Website and app data records:
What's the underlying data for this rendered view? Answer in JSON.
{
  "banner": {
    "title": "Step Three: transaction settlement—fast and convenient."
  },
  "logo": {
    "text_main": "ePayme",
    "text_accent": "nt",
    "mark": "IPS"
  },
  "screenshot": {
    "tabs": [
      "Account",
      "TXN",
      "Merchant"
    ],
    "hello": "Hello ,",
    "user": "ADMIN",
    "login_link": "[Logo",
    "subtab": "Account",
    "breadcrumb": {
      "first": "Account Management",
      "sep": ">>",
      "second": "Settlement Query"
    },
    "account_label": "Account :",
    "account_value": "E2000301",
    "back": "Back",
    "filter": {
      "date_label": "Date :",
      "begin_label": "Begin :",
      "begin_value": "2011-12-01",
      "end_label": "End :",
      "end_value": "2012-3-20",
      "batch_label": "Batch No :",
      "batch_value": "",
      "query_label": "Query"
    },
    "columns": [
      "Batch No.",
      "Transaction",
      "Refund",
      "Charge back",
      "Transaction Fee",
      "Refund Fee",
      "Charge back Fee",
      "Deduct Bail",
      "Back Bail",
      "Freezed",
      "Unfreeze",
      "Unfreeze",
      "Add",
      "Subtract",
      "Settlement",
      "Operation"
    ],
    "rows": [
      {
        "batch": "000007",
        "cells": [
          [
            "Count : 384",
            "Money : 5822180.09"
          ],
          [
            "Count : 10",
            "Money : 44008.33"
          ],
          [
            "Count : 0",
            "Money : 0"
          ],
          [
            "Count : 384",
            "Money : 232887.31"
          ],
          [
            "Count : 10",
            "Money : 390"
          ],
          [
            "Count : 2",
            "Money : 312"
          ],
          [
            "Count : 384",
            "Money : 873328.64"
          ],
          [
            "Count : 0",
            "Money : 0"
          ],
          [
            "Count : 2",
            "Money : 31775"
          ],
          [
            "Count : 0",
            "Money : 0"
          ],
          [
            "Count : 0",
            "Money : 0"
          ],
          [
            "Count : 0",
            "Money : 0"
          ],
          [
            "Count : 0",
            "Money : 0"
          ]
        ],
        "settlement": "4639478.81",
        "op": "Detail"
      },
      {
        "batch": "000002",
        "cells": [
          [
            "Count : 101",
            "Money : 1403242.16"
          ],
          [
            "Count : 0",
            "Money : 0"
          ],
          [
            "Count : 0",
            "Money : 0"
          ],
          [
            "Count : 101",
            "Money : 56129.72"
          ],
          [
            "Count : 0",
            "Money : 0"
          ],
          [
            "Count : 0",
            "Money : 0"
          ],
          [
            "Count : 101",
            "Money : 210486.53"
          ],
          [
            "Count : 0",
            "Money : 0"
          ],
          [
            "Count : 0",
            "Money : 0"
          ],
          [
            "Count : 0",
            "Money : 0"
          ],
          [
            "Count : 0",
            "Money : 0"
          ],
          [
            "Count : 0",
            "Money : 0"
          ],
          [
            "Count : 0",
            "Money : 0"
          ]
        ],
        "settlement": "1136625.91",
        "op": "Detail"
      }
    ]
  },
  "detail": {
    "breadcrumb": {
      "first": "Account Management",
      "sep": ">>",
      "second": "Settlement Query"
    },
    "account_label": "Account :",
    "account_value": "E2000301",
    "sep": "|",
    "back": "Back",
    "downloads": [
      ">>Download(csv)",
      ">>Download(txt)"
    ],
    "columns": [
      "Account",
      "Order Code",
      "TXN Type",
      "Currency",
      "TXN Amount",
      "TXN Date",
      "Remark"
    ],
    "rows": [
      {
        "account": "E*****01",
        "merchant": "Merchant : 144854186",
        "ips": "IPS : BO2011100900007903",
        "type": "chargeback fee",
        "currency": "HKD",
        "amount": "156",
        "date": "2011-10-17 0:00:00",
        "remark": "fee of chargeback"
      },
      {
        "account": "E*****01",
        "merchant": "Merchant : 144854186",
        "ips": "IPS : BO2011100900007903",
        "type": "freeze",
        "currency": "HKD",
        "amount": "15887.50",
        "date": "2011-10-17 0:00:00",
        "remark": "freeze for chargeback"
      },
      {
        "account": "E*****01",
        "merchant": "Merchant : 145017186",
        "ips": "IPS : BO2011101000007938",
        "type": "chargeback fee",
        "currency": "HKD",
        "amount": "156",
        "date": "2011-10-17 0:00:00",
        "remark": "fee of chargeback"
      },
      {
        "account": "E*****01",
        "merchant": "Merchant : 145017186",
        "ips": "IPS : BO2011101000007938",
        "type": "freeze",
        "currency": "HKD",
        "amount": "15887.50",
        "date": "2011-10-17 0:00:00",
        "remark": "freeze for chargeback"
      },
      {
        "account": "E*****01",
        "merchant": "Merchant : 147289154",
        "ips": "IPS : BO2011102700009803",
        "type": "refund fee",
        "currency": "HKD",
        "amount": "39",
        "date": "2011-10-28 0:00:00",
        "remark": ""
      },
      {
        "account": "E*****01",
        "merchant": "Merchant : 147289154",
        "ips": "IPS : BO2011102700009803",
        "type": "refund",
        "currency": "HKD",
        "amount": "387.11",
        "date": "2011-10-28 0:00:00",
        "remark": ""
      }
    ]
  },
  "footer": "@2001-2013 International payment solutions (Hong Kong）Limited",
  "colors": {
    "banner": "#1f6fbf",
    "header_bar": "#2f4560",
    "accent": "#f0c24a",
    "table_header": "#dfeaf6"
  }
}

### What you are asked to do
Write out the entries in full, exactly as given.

### Task response
What's the underlying data for this rendered view? Answer in JSON.
{
  "banner": {
    "title": "Step Three: transaction settlement—fast and convenient."
  },
  "logo": {
    "text_main": "ePayme",
    "text_accent": "nt",
    "mark": "IPS"
  },
  "screenshot": {
    "tabs": [
      "Account",
      "TXN",
      "Merchant"
    ],
    "hello": "Hello ,",
    "user": "ADMIN",
    "login_link": "[Logo",
    "subtab": "Account",
    "breadcrumb": {
      "first": "Account Management",
      "sep": ">>",
      "second": "Settlement Query"
    },
    "account_label": "Account :",
    "account_value": "E2000301",
    "back": "Back",
    "filter": {
      "date_label": "Date :",
      "begin_label": "Begin :",
      "begin_value": "2011-12-01",
      "end_label": "End :",
      "end_value": "2012-3-20",
      "batch_label": "Batch No :",
      "batch_value": "",
      "query_label": "Query"
    },
    "columns": [
      "Batch No.",
      "Transaction",
      "Refund",
      "Charge back",
      "Transaction Fee",
      "Refund Fee",
      "Charge back Fee",
      "Deduct Bail",
      "Back Bail",
      "Freezed",
      "Unfreeze",
      "Unfreeze",
      "Add",
      "Subtract",
      "Settlement",
      "Operation"
    ],
    "rows": [
      {
        "batch": "000007",
        "cells": [
          [
            "Count : 384",
            "Money : 5822180.09"
          ],
          [
            "Count : 10",
            "Money : 44008.33"
          ],
          [
            "Count : 0",
            "Money : 0"
          ],
          [
            "Count : 384",
            "Money : 232887.31"
          ],
          [
            "Count : 10",
            "Money : 390"
          ],
          [
            "Count : 2",
            "Money : 312"
          ],
          [
            "Count : 384",
            "Money : 873328.64"
          ],
          [
            "Count : 0",
            "Money : 0"
          ],
          [
            "Count : 2",
            "Money : 31775"
          ],
          [
            "Count : 0",
            "Money : 0"
          ],
          [
            "Count : 0",
            "Money : 0"
          ],
          [
            "Count : 0",
            "Money : 0"
          ],
          [
            "Count : 0",
            "Money : 0"
          ]
        ],
        "settlement": "4639478.81",
        "op": "Detail"
      },
      {
        "batch": "000002",
        "cells": [
          [
            "Count : 101",
            "Money : 1403242.16"
          ],
          [
            "Count : 0",
            "Money : 0"
          ],
          [
            "Count : 0",
            "Money : 0"
          ],
          [
            "Count : 101",
            "Money : 56129.72"
          ],
          [
            "Count : 0",
            "Money : 0"
          ],
          [
            "Count : 0",
            "Money : 0"
          ],
          [
            "Count : 101",
            "Money : 210486.53"
          ],
          [
            "Count : 0",
            "Money : 0"
          ],
          [
            "Count : 0",
            "Money : 0"
          ],
          [
            "Count : 0",
            "Money : 0"
          ],
          [
            "Count : 0",
            "Money : 0"
          ],
          [
            "Count : 0",
            "Money : 0"
          ],
          [
            "Count : 0",
            "Money : 0"
          ]
        ],
        "settlement": "1136625.91",
        "op": "Detail"
      }
    ]
  },
  "detail": {
    "breadcrumb": {
      "first": "Account Management",
      "sep": ">>",
      "second": "Settlement Query"
    },
    "account_label": "Account :",
    "account_value": "E2000301",
    "sep": "|",
    "back": "Back",
    "downloads": [
      ">>Download(csv)",
      ">>Download(txt)"
    ],
    "columns": [
      "Account",
      "Order Code",
      "TXN Type",
      "Currency",
      "TXN Amount",
      "TXN Date",
      "Remark"
    ],
    "rows": [
      {
        "account": "E*****01",
        "merchant": "Merchant : 144854186",
        "ips": "IPS : BO2011100900007903",
        "type": "chargeback fee",
        "currency": "HKD",
        "amount": "156",
        "date": "2011-10-17 0:00:00",
        "remark": "fee of chargeback"
      },
      {
        "account": "E*****01",
        "merchant": "Merchant : 144854186",
        "ips": "IPS : BO2011100900007903",
        "type": "freeze",
        "currency": "HKD",
        "amount": "15887.50",
        "date": "2011-10-17 0:00:00",
        "remark": "freeze for chargeback"
      },
      {
        "account": "E*****01",
        "merchant": "Merchant : 145017186",
        "ips": "IPS : BO2011101000007938",
        "type": "chargeback fee",
        "currency": "HKD",
        "amount": "156",
        "date": "2011-10-17 0:00:00",
        "remark": "fee of chargeback"
      },
      {
        "account": "E*****01",
        "merchant": "Merchant : 145017186",
        "ips": "IPS : BO2011101000007938",
        "type": "freeze",
        "currency": "HKD",
        "amount": "15887.50",
        "date": "2011-10-17 0:00:00",
        "remark": "freeze for chargeback"
      },
      {
        "account": "E*****01",
        "merchant": "Merchant : 147289154",
        "ips": "IPS : BO2011102700009803",
        "type": "refund fee",
        "currency": "HKD",
        "amount": "39",
        "date": "2011-10-28 0:00:00",
        "remark": ""
      },
      {
        "account": "E*****01",
        "merchant": "Merchant : 147289154",
        "ips": "IPS : BO2011102700009803",
        "type": "refund",
        "currency": "HKD",
        "amount": "387.11",
        "date": "2011-10-28 0:00:00",
        "remark": ""
      }
    ]
  },
  "footer": "@2001-2013 International payment solutions (Hong Kong）Limited",
  "colors": {
    "banner": "#1f6fbf",
    "header_bar": "#2f4560",
    "accent": "#f0c24a",
    "table_header": "#dfeaf6"
  }
}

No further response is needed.